LIKE SurfKY on Facebook - Click here to LIKE us now.

© Copyright 2015 SurfKY News Group, Inc. All rights reserved. This material may not be published, broadcast, or rewritten without permission.
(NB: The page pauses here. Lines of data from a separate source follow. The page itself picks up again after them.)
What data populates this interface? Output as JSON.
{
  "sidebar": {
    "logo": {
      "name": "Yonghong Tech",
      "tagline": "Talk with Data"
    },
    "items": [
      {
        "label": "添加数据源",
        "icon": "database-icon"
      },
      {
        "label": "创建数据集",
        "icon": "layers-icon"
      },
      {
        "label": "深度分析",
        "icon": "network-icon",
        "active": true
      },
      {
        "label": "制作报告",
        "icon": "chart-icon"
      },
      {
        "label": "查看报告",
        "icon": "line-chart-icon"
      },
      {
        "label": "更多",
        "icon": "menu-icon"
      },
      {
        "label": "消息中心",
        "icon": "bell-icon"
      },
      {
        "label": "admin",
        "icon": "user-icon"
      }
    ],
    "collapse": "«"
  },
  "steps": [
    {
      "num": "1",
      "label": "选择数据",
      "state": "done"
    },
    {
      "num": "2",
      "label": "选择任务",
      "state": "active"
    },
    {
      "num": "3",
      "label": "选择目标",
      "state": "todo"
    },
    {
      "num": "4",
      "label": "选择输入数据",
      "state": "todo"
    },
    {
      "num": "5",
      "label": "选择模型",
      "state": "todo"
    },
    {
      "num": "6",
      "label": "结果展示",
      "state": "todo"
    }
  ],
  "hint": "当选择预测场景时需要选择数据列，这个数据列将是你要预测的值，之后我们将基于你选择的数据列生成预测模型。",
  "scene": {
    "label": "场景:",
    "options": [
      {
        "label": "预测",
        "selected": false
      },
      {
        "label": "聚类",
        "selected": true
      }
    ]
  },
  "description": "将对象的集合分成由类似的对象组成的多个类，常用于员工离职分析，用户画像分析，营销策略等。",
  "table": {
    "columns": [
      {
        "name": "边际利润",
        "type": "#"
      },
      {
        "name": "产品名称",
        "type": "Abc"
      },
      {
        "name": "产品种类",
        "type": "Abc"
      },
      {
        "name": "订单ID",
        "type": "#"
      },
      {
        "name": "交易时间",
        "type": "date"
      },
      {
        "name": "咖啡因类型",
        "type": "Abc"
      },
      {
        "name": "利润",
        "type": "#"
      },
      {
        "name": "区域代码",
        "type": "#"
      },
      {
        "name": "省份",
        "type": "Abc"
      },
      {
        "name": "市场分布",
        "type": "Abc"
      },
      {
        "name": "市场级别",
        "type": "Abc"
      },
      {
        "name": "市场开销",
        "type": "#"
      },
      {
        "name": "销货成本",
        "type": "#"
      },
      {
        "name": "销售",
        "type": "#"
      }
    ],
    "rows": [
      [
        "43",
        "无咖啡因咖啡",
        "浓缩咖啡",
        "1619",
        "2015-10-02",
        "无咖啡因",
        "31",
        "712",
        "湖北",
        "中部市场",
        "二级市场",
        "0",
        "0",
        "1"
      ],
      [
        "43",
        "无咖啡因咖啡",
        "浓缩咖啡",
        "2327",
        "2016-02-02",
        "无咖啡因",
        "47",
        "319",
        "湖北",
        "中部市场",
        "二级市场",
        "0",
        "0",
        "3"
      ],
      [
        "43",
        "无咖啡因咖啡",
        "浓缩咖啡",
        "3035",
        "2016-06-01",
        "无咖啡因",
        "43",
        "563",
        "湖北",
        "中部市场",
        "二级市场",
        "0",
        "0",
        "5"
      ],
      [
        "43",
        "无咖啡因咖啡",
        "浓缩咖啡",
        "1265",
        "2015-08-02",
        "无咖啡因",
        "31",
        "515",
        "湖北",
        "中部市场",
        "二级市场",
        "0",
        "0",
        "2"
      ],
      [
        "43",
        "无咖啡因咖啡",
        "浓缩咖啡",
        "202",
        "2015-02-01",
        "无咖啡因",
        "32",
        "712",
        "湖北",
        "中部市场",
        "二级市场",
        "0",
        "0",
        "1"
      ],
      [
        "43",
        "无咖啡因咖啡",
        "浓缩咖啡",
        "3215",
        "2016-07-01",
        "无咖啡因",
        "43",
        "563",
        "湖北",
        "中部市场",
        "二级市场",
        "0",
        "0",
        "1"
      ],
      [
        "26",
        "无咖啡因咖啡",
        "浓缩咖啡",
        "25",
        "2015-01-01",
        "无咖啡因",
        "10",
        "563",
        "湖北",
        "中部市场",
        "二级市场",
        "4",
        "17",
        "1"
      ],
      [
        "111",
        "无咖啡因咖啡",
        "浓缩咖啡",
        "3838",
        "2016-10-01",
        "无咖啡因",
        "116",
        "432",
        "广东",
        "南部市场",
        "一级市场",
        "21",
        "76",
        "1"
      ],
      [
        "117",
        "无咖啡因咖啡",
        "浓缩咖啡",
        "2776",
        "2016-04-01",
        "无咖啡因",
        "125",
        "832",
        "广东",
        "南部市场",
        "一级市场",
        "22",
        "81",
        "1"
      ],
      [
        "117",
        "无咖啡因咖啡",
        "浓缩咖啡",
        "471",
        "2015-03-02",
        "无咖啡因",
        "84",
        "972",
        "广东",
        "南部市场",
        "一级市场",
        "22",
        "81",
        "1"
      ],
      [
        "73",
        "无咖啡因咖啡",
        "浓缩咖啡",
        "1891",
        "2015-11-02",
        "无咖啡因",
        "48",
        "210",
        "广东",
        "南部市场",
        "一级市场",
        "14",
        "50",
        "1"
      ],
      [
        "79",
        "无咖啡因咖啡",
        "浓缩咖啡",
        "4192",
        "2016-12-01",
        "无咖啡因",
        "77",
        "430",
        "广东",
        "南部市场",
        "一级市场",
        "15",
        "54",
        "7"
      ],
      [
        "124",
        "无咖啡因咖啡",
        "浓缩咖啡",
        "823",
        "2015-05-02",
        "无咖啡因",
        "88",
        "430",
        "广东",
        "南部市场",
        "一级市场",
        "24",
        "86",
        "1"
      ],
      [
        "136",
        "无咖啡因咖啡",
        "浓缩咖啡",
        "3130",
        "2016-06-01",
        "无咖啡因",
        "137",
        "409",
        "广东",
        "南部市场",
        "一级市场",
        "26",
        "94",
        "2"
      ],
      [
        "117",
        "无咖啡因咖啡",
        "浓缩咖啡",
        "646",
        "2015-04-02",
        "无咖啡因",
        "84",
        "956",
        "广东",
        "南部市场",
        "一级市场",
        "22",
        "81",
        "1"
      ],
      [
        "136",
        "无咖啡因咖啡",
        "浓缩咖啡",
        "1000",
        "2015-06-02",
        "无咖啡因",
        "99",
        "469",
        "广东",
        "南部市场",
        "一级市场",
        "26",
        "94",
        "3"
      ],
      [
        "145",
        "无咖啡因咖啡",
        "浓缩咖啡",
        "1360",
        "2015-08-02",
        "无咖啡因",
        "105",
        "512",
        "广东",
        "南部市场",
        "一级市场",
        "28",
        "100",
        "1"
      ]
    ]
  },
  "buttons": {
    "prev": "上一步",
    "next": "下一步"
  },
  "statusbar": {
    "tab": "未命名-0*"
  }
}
SurfKY News encourages you to share this story on social media.

Posted on 2/2/14
3/13 - 16
3/13 - 16

Most Read This Week

May 27, 2015 7342

VIDEO: Sparks Fly Over Hanson Rezoning Issue

by Tammy Holloway, SurfKY News
May 30, 2015 6610

Study of Virus Attack on Cancer Sees Success

by Julie Heflin
May 28, 2015 6444

Four Charged with Burglary for Entering Elderly…

by SurfKY News
May 27, 2015 4190

Midnight Ride on Rabbit Ridge Ends in Jail

by SurfKY News
May 26, 2015 3977

Mandarin House Gearing Up to Open Soon

by Gary Gates, SurfKY News

Most Read This Month

May 15, 2015 11262

New Madisonville Business In Full Operation Soon

by Tammy Holloway, SurfKY News
May 23, 2015 9007

Missing 5-Year-Old Boy Found

by Doreen Dennis, SurfKY News

Stories Trending Now

May 31, 2015 1307

Hot Button Item Draws Hanson Crowd to Zoning,…

by Tammy Holloway, SurfKY News
May 30, 2015 1225

Rods for Relay Raises Funds for ACS Relay for Life

by Tammy Holloway, SurfKY News
May 31, 2015 1164

YMCA Summer Food Service Program

by Kelly Forbes
May 31, 2015 1000

Hopkins District Court Fines Handed Down

by SurfKY News
May 31, 2015 962

Survivors, Caregivers, Supporters Gather for…

by Tammy Holloway, SurfKY News
June 01, 2015 877

Authorities Discover Meth Lab While Assisting…

by SurfKY News
May 31, 2015 720

Hopkins County Traffic Advisory

by Keith Todd
June 01, 2015 699

Madisonville Police Arrest Reports Released -…

by SurfKY News
May 30, 2015 689

Whitfield Announces Congressional Art Contest…

by Ed Whitfield
May 31, 2015 610

LG&E and KU Unveil New Outage Texting Option…

by LG&E and KU News